Food Management Editor-in-Chief Eric Stoessel
What are the five “suckiest” things about being an adult? Taxes, working a 9-5 job, minivans, responsibilities and cubicles, at least according to a survey of high school students cited by Steelcase’s Rick Mohr. Sounds about right to me. Seventh on the list was dying, so cubicles, his life’s work and company’s focus, were two worse than death, noted the consultant for the office furniture manufacturer.
Mohr was speaking to an audience of approximately 200 attendees at the Society for Hospitality and Foodservice Management’s Critical Issues Conference about the next generation of workers and what the office (and cafeteria) of the future might look like.

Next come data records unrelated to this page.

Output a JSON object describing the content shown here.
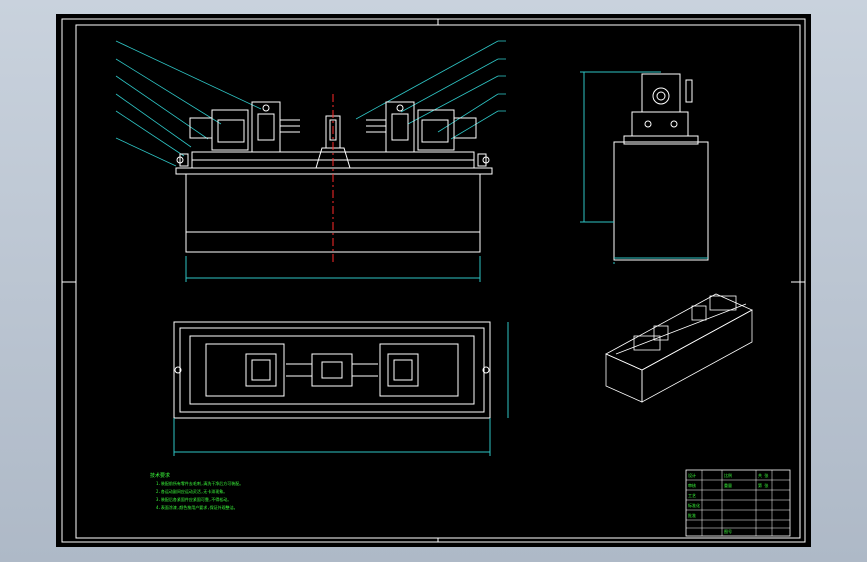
{
  "viewport": {
    "background": "#000000",
    "line_color": "#ffffff",
    "accent_color": "#2ec5c5",
    "center_line_color": "#ff2a2a",
    "text_color": "#3cff3c"
  },
  "technical_requirements": {
    "heading": "技术要求",
    "lines": [
      "1.装配前所有零件去毛刺,清洗干净后方可装配。",
      "2.各运动副间应运动灵活,无卡滞现象。",
      "3.装配后各紧固件应紧固可靠,不得松动。",
      "4.表面涂漆,颜色按用户要求,保证外观整洁。"
    ]
  },
  "title_block": {
    "cells": [
      "设计",
      "审核",
      "工艺",
      "标准化",
      "批准",
      "比例",
      "重量",
      "共 张",
      "第 张",
      "图号"
    ]
  }
}
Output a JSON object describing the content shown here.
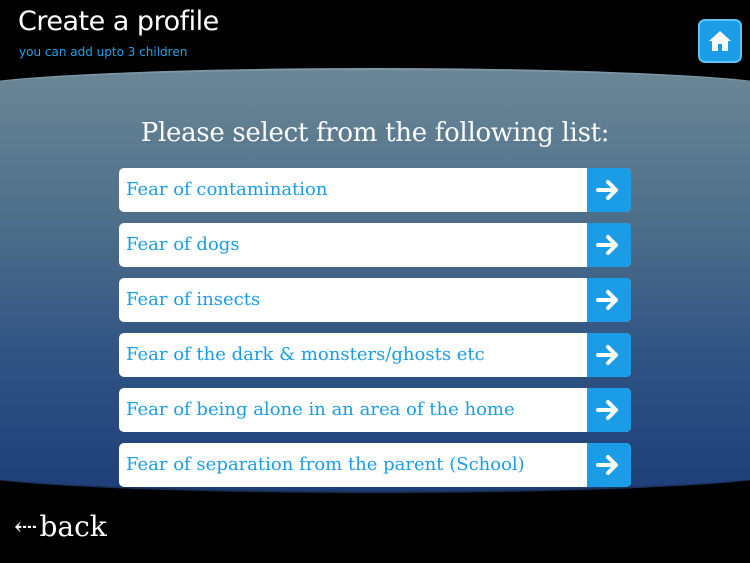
{
  "header": {
    "title": "Create a profile",
    "subtitle": "you can add upto 3 children",
    "home_icon": "home-icon"
  },
  "main": {
    "heading": "Please select from the following list:",
    "options": [
      {
        "label": "Fear of contamination",
        "icon": "arrow-right-icon"
      },
      {
        "label": "Fear of dogs",
        "icon": "arrow-right-icon"
      },
      {
        "label": "Fear of insects",
        "icon": "arrow-right-icon"
      },
      {
        "label": "Fear of the dark & monsters/ghosts etc",
        "icon": "arrow-right-icon"
      },
      {
        "label": "Fear of being alone in an area of the home",
        "icon": "arrow-right-icon"
      },
      {
        "label": "Fear of separation from the parent (School)",
        "icon": "arrow-right-icon"
      }
    ]
  },
  "footer": {
    "back_label": "back",
    "back_glyph": "⇠"
  },
  "colors": {
    "accent": "#1a9de6",
    "background": "#000000",
    "panel_top": "#6b8796",
    "panel_bottom": "#1e3f79",
    "text_light": "#ffffff"
  }
}
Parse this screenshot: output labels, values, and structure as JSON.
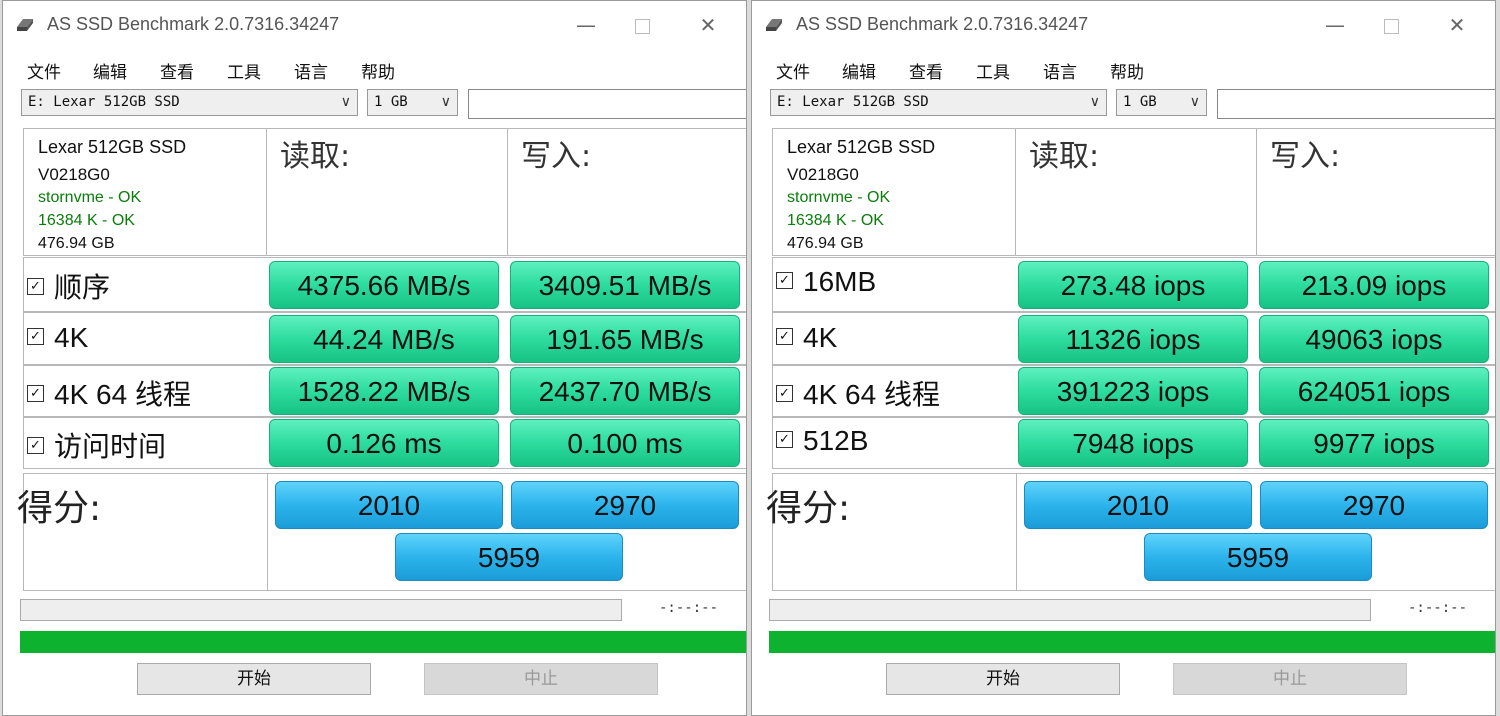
{
  "windows": [
    {
      "title": "AS SSD Benchmark 2.0.7316.34247",
      "menu": [
        "文件",
        "编辑",
        "查看",
        "工具",
        "语言",
        "帮助"
      ],
      "drive_select": "E: Lexar 512GB SSD",
      "size_select": "1 GB",
      "info": {
        "model": "Lexar 512GB SSD",
        "firmware": "V0218G0",
        "driver": "stornvme - OK",
        "alignment": "16384 K - OK",
        "capacity": "476.94 GB"
      },
      "read_header": "读取:",
      "write_header": "写入:",
      "rows": [
        {
          "label": "顺序",
          "read": "4375.66 MB/s",
          "write": "3409.51 MB/s"
        },
        {
          "label": "4K",
          "read": "44.24 MB/s",
          "write": "191.65 MB/s"
        },
        {
          "label": "4K 64 线程",
          "read": "1528.22 MB/s",
          "write": "2437.70 MB/s"
        },
        {
          "label": "访问时间",
          "read": "0.126 ms",
          "write": "0.100 ms"
        }
      ],
      "score_label": "得分:",
      "score_read": "2010",
      "score_write": "2970",
      "score_total": "5959",
      "timer": "-:--:--",
      "start_label": "开始",
      "stop_label": "中止"
    },
    {
      "title": "AS SSD Benchmark 2.0.7316.34247",
      "menu": [
        "文件",
        "编辑",
        "查看",
        "工具",
        "语言",
        "帮助"
      ],
      "drive_select": "E: Lexar 512GB SSD",
      "size_select": "1 GB",
      "info": {
        "model": "Lexar 512GB SSD",
        "firmware": "V0218G0",
        "driver": "stornvme - OK",
        "alignment": "16384 K - OK",
        "capacity": "476.94 GB"
      },
      "read_header": "读取:",
      "write_header": "写入:",
      "rows": [
        {
          "label": "16MB",
          "read": "273.48 iops",
          "write": "213.09 iops"
        },
        {
          "label": "4K",
          "read": "11326 iops",
          "write": "49063 iops"
        },
        {
          "label": "4K 64 线程",
          "read": "391223 iops",
          "write": "624051 iops"
        },
        {
          "label": "512B",
          "read": "7948 iops",
          "write": "9977 iops"
        }
      ],
      "score_label": "得分:",
      "score_read": "2010",
      "score_write": "2970",
      "score_total": "5959",
      "timer": "-:--:--",
      "start_label": "开始",
      "stop_label": "中止"
    }
  ],
  "colors": {
    "ok_green": "#0a7d0a",
    "result_green": "#2ddc9e",
    "score_blue": "#2cb4ec",
    "progress_green": "#0db32e"
  },
  "icons": {
    "app": "ssd-drive-icon",
    "minimize": "minimize-icon",
    "maximize": "maximize-icon",
    "close": "close-icon",
    "dropdown": "chevron-down-icon"
  }
}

Who are these workers and what do they want? Today they are mostly from Gen Y, which continues to make up a growing share of the workforce as Boomers reach the twilight of their careers.
If you want more insight into what drives some of those Millennials, read about David Schwartz and a group of college students fighting for sustainable food purchases across college campuses Gen Y, the experts say, seeks authenticity, convenience and shared experiences in their food and life.
But Mohr was really talking about Gen Z, the next generation, born after 1996. They’ve been surrounded by tablets, smartphones and WiFi from the day they were born and now feel like they can work from anywhere. They want a job that means something; collaboration regardless of location, rank or job title; and instead of a work-life balance, they want work-life integration.
“We need to start paying attention now,” he says, because by 2020, up to eight percent of the workforce will be these Gen Zers.
I had the chance to meet several students at Ohio State last month while I was visiting foodservice director and incoming NACUFS president Zia Ahmed and his impressive dining operation. I didn’t ask their age, but I’d guess they were born in the early to mid ’90s.
I had breakfast with a handful of students very involved with Zia’s operations and their passion for the job, focus on a career path and interest in health and wellness were far different than my vague recollections of college. I walked those same sidewalks in Columbus 20 years before with far less direction. Later I had lunch with two members of the Resident Halls Advisory Council, who spoke about the importance of trying new, ethnic and authentic foods.
What intrigues me is our readers in high school and college cafeterias are right now feeding and serving this next generation that our colleagues in healthcare and corporate offices will soon be employing and building offices and cafeterias to satisfy.
I’m curious if you’ve noticed any changes in this year’s class of high school seniors or college freshmen. How are they different from those five or 10 years ago?
I bet the general manager of any hotel or restaurant would love to know and so would the hospitals and businesses that will be employing your students in a few years. You have incredible insight into our future and from what I’ve seen, it looks pretty good.